Valais Blacknose

Valais Blacknose are called the “cutest sheep in the world.” And right now, they’re the hottest ticket in the sheep world.

The Valais is an ancient breed that originated in the Swiss Alps, where for centuries it was used for meat and wool. Historically few in number, in the past decade, the animals’ adorable looks have propelled them into prominence. And now they’re proliferating, purely as a pet.

The breed has spread to Europe, the UK, and the US, and this year the first Valais reached New Zealand and Australia.

The Valais Blacknose, German: Walliser Schwarznasenschaf, is a breed of domestic sheep originating in the Valais region of Switzerland. It is a dual-purpose breed, raised both for meat and for wool.
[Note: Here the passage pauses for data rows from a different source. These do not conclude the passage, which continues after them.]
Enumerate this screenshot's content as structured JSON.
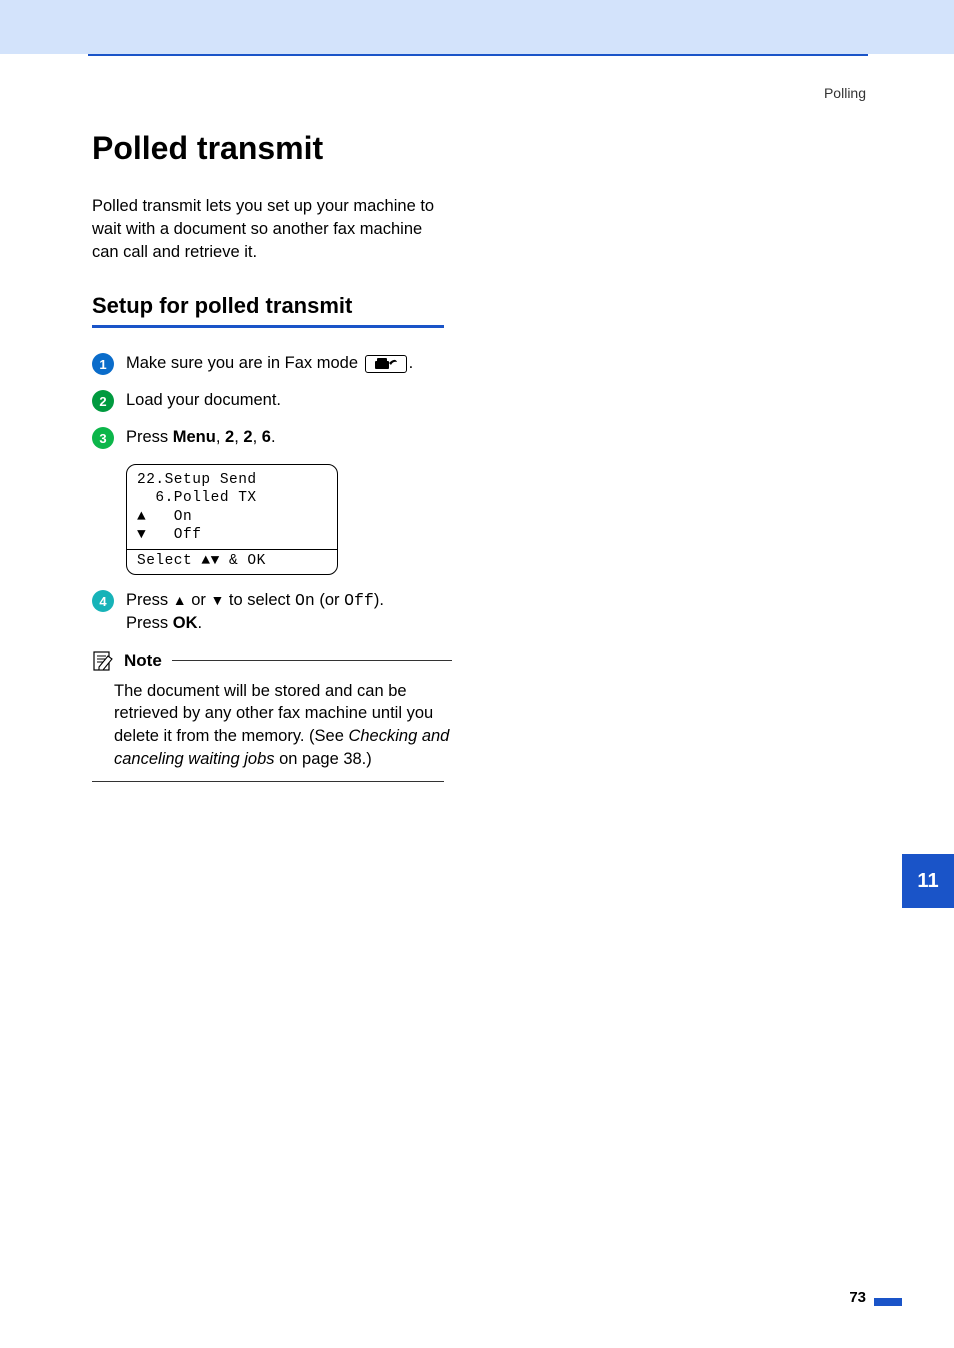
{
  "header": {
    "section": "Polling"
  },
  "title": "Polled transmit",
  "intro": "Polled transmit lets you set up your machine to wait with a document so another fax machine can call and retrieve it.",
  "subtitle": "Setup for polled transmit",
  "steps": {
    "s1": {
      "num": "1",
      "pre": "Make sure you are in Fax mode ",
      "post": "."
    },
    "s2": {
      "num": "2",
      "text": "Load your document."
    },
    "s3": {
      "num": "3",
      "pre": "Press ",
      "menu": "Menu",
      "sep1": ", ",
      "k1": "2",
      "sep2": ", ",
      "k2": "2",
      "sep3": ", ",
      "k3": "6",
      "post": "."
    },
    "lcd": {
      "l1": "22.Setup Send",
      "l2": "  6.Polled TX",
      "l3_arrow": "a",
      "l3_text": "   On",
      "l4_arrow": "b",
      "l4_text": "   Off",
      "l5_pre": "Select ",
      "l5_arrows": "ab",
      "l5_post": " & OK"
    },
    "s4": {
      "num": "4",
      "pre": "Press ",
      "mid1": " or ",
      "mid2": " to select ",
      "on": "On",
      "mid3": " (or ",
      "off": "Off",
      "mid4": ").",
      "line2a": "Press ",
      "ok": "OK",
      "line2b": "."
    }
  },
  "note": {
    "label": "Note",
    "body_pre": "The document will be stored and can be retrieved by any other fax machine until you delete it from the memory. (See ",
    "body_ital": "Checking and canceling waiting jobs",
    "body_post": " on page 38.)"
  },
  "chapter_tab": "11",
  "page_number": "73"
}
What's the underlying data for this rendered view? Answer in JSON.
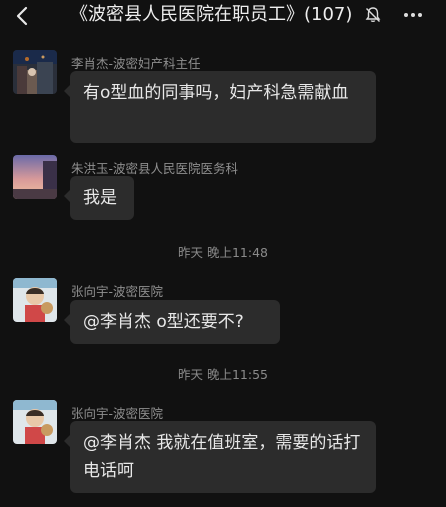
{
  "header": {
    "title": "《波密县人民医院在职员工》(107)",
    "back_icon": "chevron-left-icon",
    "mute_icon": "bell-off-icon",
    "more_icon": "more-dots-icon"
  },
  "messages": [
    {
      "sender": "李肖杰-波密妇产科主任",
      "text": "有o型血的同事吗，妇产科急需献血"
    },
    {
      "sender": "朱洪玉-波密县人民医院医务科",
      "text": "我是"
    },
    {
      "sender": "张向宇-波密医院",
      "text": "@李肖杰  o型还要不?"
    },
    {
      "sender": "张向宇-波密医院",
      "text": "@李肖杰  我就在值班室，需要的话打电话呵"
    }
  ],
  "timestamps": [
    "昨天 晚上11:48",
    "昨天 晚上11:55"
  ]
}
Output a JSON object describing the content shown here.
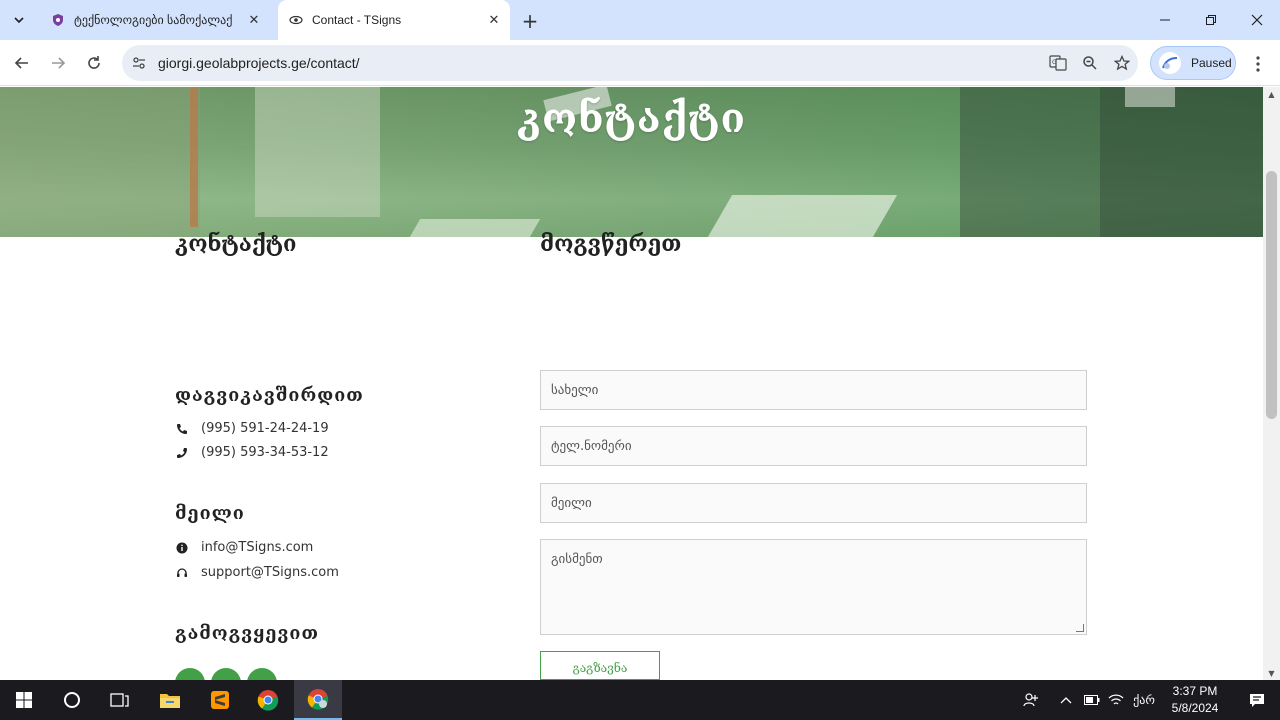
{
  "browser": {
    "tabs": [
      {
        "title": "ტექნოლოგიები სამოქალაქ",
        "active": false
      },
      {
        "title": "Contact - TSigns",
        "active": true
      }
    ],
    "url": "giorgi.geolabprojects.ge/contact/",
    "profile_label": "Paused"
  },
  "page": {
    "hero_title": "კონტაქტი",
    "contact_heading": "კონტაქტი",
    "connect_heading": "დაგვიკავშირდით",
    "phones": [
      "(995) 591-24-24-19",
      "(995) 593-34-53-12"
    ],
    "mail_heading": "მეილი",
    "emails": [
      "info@TSigns.com",
      "support@TSigns.com"
    ],
    "follow_heading": "გამოგვყევით",
    "form": {
      "heading": "მოგვწერეთ",
      "name_placeholder": "სახელი",
      "phone_placeholder": "ტელ.ნომერი",
      "email_placeholder": "მეილი",
      "message_placeholder": "გისმენთ",
      "send_label": "გაგზავნა"
    }
  },
  "taskbar": {
    "time": "3:37 PM",
    "date": "5/8/2024",
    "lang": "ქარ"
  },
  "colors": {
    "accent_green": "#43a047",
    "tab_bar": "#d3e3fd"
  }
}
The breed originates in the mountains of the canton of Valais – from which its name derives – and of the Bernese Oberland. It is documented as far back as the fifteenth century, but the present German name was not used before 1884; the breed standard dates from 1962. In the past there was some cross-breeding with imported sheep, in the nineteenth century of Bergamasca and Cotswold stock,  and in the twentieth century of the Southdown breed. 
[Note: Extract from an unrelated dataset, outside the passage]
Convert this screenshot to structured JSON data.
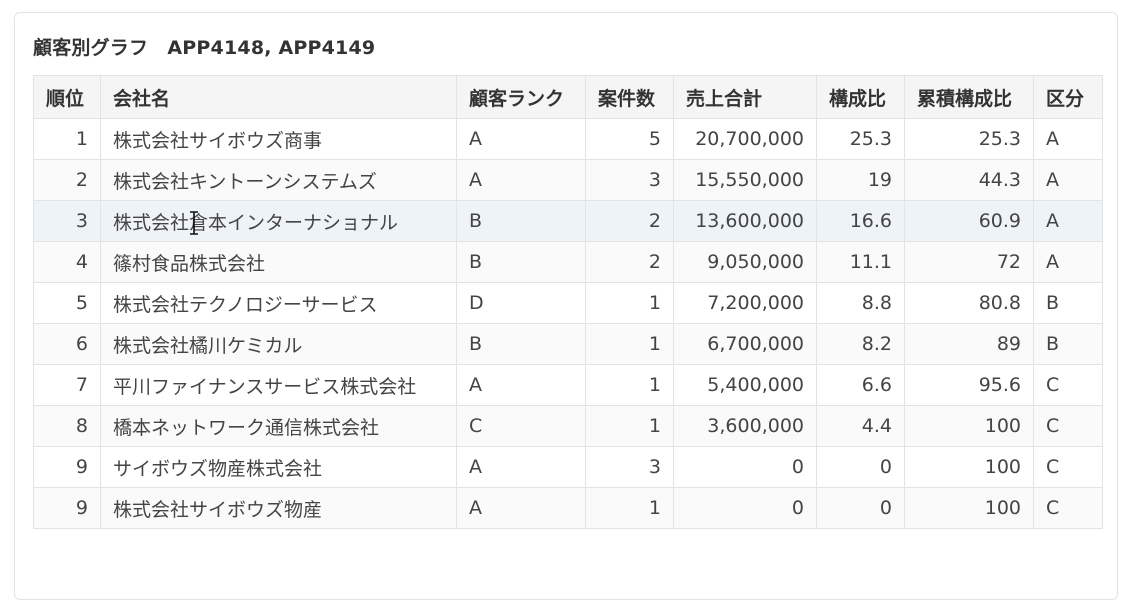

The Schwarznasenschaf is a mountain breed, well adapted to grazing on the stony pastures of its area of origin. Both rams and ewes are horned.


The Valais Blacknose is a dual-purpose breed, reared for both meat and wool. The wool is coarse: fibre diameter averages approximately 38 microns, and staple length is 100 mm or more.  The annual yield is about 4 kg per head.